Once I have my performances tweaked to taste, I am ready to actually record my results into audio tracks. After this is done, if I still have a few additional tweaks or changes that need to be made, I can easily edit the audio track.
Following the recording of my scored instruments via MIDI , it is time to lay down some drum tracks, auxiliary music and effects. This is the point at which I will add some of the eerie voices, choirs, ambience, and SFX into the music. For these elements that I do not score ahead of time, I use a MIDI controller to play the instruments over my existing music. Here is a showing of East West’s Storm Drum 2, which I used for all of the drums in the piece.
After everything is recorded, at long last I can begin to mix the project! Here is where I will make any automation adjustments to my volume or panning, add some reverb, any other effects to tracks, compression, EQ, and so on. The goal is to form everything into one cohesive experience.
Once I am happy with my mix, I will bounce out the entire session into a stereo two track .wav file. At this point, it’s time to master the track, which is effectively the icing on the cake. Again, I chose to use Logic for my mastering, as it actually has a pretty nice little mastering suite as far as included plugins go. Here I will do some additional equalization, compression, harmonic processing, and such, but to the track as a whole.
One of my favorite tools that I use throughout this process is the BBE Sonic Maximizer plugin.
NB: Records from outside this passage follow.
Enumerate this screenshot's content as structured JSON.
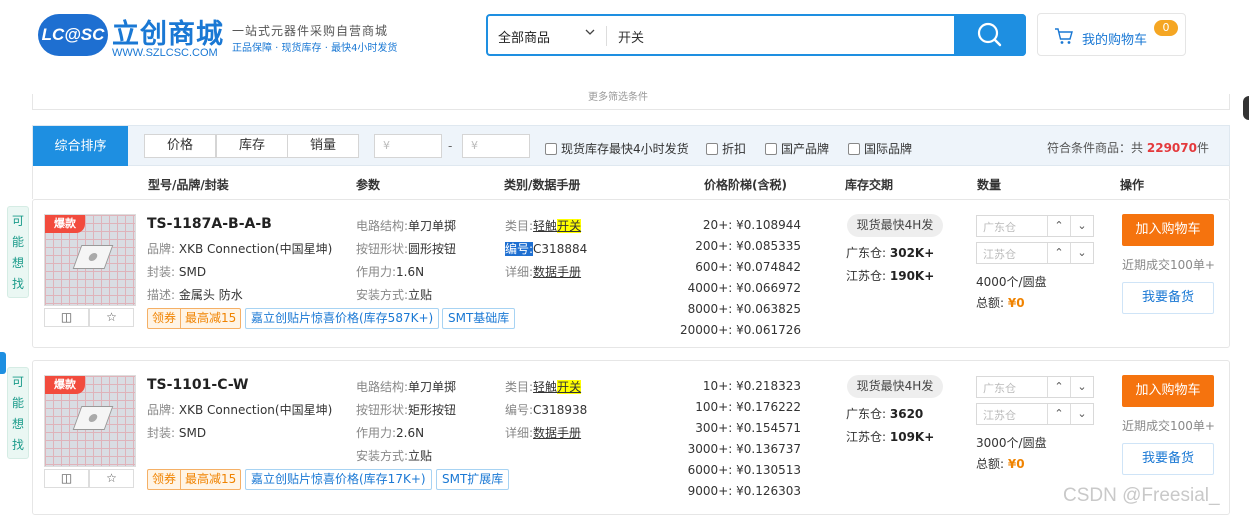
{
  "header": {
    "logo_text": "LC@SC",
    "brand_name": "立创商城",
    "url": "WWW.SZLCSC.COM",
    "slogan": "一站式元器件采购自营商城",
    "slogan_sub": "正品保障 · 现货库存 · 最快4小时发货"
  },
  "search": {
    "category": "全部商品",
    "keyword": "开关"
  },
  "cart": {
    "label": "我的购物车",
    "count": "0"
  },
  "subbar": {
    "more_filters": "更多筛选条件"
  },
  "sortbar": {
    "active": "综合排序",
    "sort_options": [
      "价格",
      "库存",
      "销量"
    ],
    "price_from_placeholder": "¥",
    "price_to_placeholder": "¥",
    "dash": "-",
    "filters": [
      "现货库存最快4小时发货",
      "折扣",
      "国产品牌",
      "国际品牌"
    ],
    "total_prefix": "符合条件商品：共",
    "total_count": "229070",
    "total_suffix": "件"
  },
  "columns": [
    "型号/品牌/封装",
    "参数",
    "类别/数据手册",
    "价格阶梯(含税)",
    "库存交期",
    "数量",
    "操作"
  ],
  "side_panel": {
    "label_lines": [
      "可",
      "能",
      "想",
      "找"
    ]
  },
  "products": [
    {
      "hot": "爆款",
      "part_number": "TS-1187A-B-A-B",
      "brand_label": "品牌:",
      "brand": "XKB Connection(中国星坤)",
      "package_label": "封装:",
      "package": "SMD",
      "desc_label": "描述:",
      "desc": "金属头 防水",
      "params": [
        {
          "k": "电路结构:",
          "v": "单刀单掷"
        },
        {
          "k": "按钮形状:",
          "v": "圆形按钮"
        },
        {
          "k": "作用力:",
          "v": "1.6N"
        },
        {
          "k": "安装方式:",
          "v": "立贴"
        }
      ],
      "category_label": "类目:",
      "category_a": "轻触",
      "category_b": "开关",
      "code_label": "编号:",
      "code": "C318884",
      "datasheet_label": "详细:",
      "datasheet": "数据手册",
      "price_tiers": [
        "20+: ¥0.108944",
        "200+: ¥0.085335",
        "600+: ¥0.074842",
        "4000+: ¥0.066972",
        "8000+: ¥0.063825",
        "20000+: ¥0.061726"
      ],
      "stock_pill": "现货最快4H发",
      "gd_label": "广东仓:",
      "gd_stock": "302K+",
      "js_label": "江苏仓:",
      "js_stock": "190K+",
      "qty_gd_placeholder": "广东仓",
      "qty_js_placeholder": "江苏仓",
      "pack": "4000个/圆盘",
      "sum_label": "总额:",
      "sum": "¥0",
      "coupon_a": "领券",
      "coupon_b": "最高减15",
      "tag1": "嘉立创贴片惊喜价格(库存587K+)",
      "tag2": "SMT基础库",
      "add_cart": "加入购物车",
      "recent": "近期成交100单+",
      "prebook": "我要备货"
    },
    {
      "hot": "爆款",
      "part_number": "TS-1101-C-W",
      "brand_label": "品牌:",
      "brand": "XKB Connection(中国星坤)",
      "package_label": "封装:",
      "package": "SMD",
      "params": [
        {
          "k": "电路结构:",
          "v": "单刀单掷"
        },
        {
          "k": "按钮形状:",
          "v": "矩形按钮"
        },
        {
          "k": "作用力:",
          "v": "2.6N"
        },
        {
          "k": "安装方式:",
          "v": "立贴"
        }
      ],
      "category_label": "类目:",
      "category_a": "轻触",
      "category_b": "开关",
      "code_label": "编号:",
      "code": "C318938",
      "datasheet_label": "详细:",
      "datasheet": "数据手册",
      "price_tiers": [
        "10+: ¥0.218323",
        "100+: ¥0.176222",
        "300+: ¥0.154571",
        "3000+: ¥0.136737",
        "6000+: ¥0.130513",
        "9000+: ¥0.126303"
      ],
      "stock_pill": "现货最快4H发",
      "gd_label": "广东仓:",
      "gd_stock": "3620",
      "js_label": "江苏仓:",
      "js_stock": "109K+",
      "qty_gd_placeholder": "广东仓",
      "qty_js_placeholder": "江苏仓",
      "pack": "3000个/圆盘",
      "sum_label": "总额:",
      "sum": "¥0",
      "coupon_a": "领券",
      "coupon_b": "最高减15",
      "tag1": "嘉立创贴片惊喜价格(库存17K+)",
      "tag2": "SMT扩展库",
      "add_cart": "加入购物车",
      "recent": "近期成交100单+",
      "prebook": "我要备货"
    }
  ],
  "watermark": "CSDN @Freesial_",
  "colors": {
    "brand_blue": "#1e8fe1",
    "orange": "#f5730e",
    "hot_red": "#f24b3d"
  }
}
The best $100 one can spend on a plugin-it really does help everything pop out a bit more and really adds to the harmonic content of whatever one runs through it.
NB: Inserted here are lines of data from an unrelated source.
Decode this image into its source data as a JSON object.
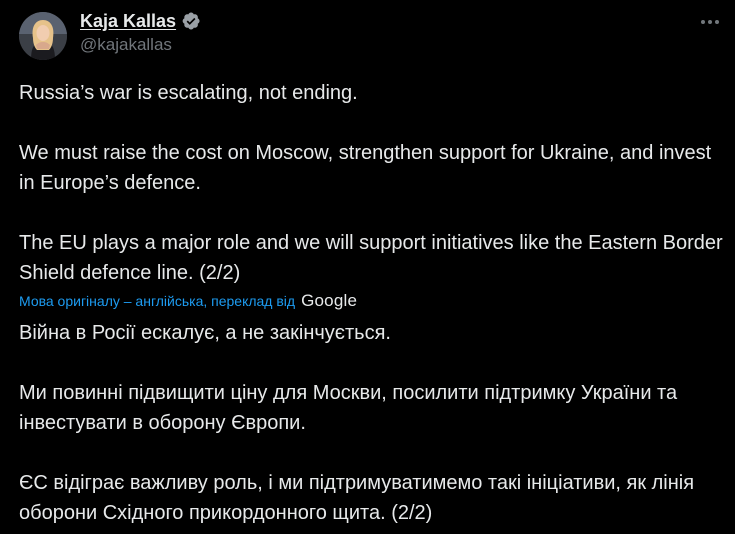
{
  "author": {
    "display_name": "Kaja Kallas",
    "handle": "@kajakallas",
    "verified": true
  },
  "tweet": {
    "text": "Russia’s war is escalating, not ending.\n\nWe must raise the cost on Moscow, strengthen support for Ukraine, and invest in Europe’s defence.\n\nThe EU plays a major role and we will support initiatives like the Eastern Border Shield defence line. (2/2)"
  },
  "translation": {
    "note": "Мова оригіналу – англійська, переклад від",
    "provider": "Google",
    "text": "Війна в Росії ескалує, а не закінчується.\n\nМи повинні підвищити ціну для Москви, посилити підтримку України та інвестувати в оборону Європи.\n\nЄС відіграє важливу роль, і ми підтримуватимемо такі ініціативи, як лінія оборони Східного прикордонного щита. (2/2)"
  },
  "icons": {
    "avatar": "avatar-photo",
    "verified": "verified-badge-icon",
    "more": "more-options-icon"
  },
  "colors": {
    "background": "#000000",
    "text": "#e7e9ea",
    "muted": "#71767b",
    "accent": "#1d9bf0"
  }
}
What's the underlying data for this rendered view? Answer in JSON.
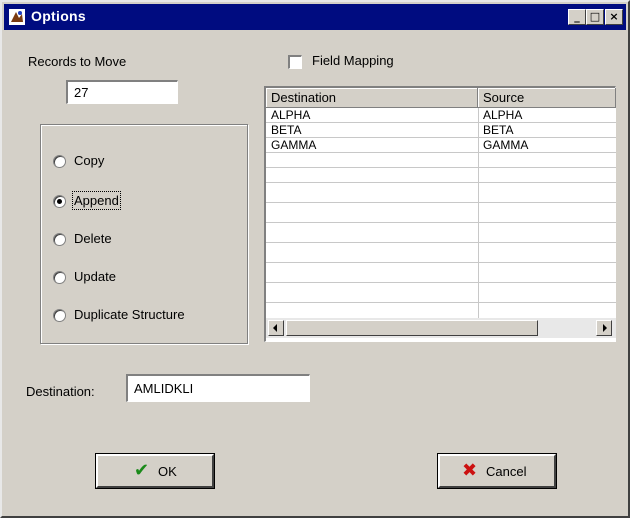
{
  "window": {
    "title": "Options",
    "controls": {
      "minimize": "_",
      "maximize": "□",
      "close": "×"
    }
  },
  "records": {
    "label": "Records to Move",
    "value": "27"
  },
  "mode": {
    "options": [
      "Copy",
      "Append",
      "Delete",
      "Update",
      "Duplicate Structure"
    ],
    "selected": "Append"
  },
  "field_mapping": {
    "label": "Field Mapping",
    "checked": false
  },
  "grid": {
    "columns": [
      "Destination",
      "Source"
    ],
    "rows": [
      [
        "ALPHA",
        "ALPHA"
      ],
      [
        "BETA",
        "BETA"
      ],
      [
        "GAMMA",
        "GAMMA"
      ]
    ]
  },
  "destination": {
    "label": "Destination:",
    "value": "AMLIDKLI"
  },
  "buttons": {
    "ok": "OK",
    "cancel": "Cancel"
  },
  "colors": {
    "titlebar": "#000c80",
    "ok_check": "#1a8a1a",
    "cancel_x": "#cc1111"
  }
}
Once that is done, well, that’s pretty much it. After that, I’ll bounce out the final master into a .wav file, and convert it to an appropriate format for use in the game; ready to add it’s own emotional contribution to the game!
Hope you enjoyed my first attempt at a blog…
- Derrick Bozkurt.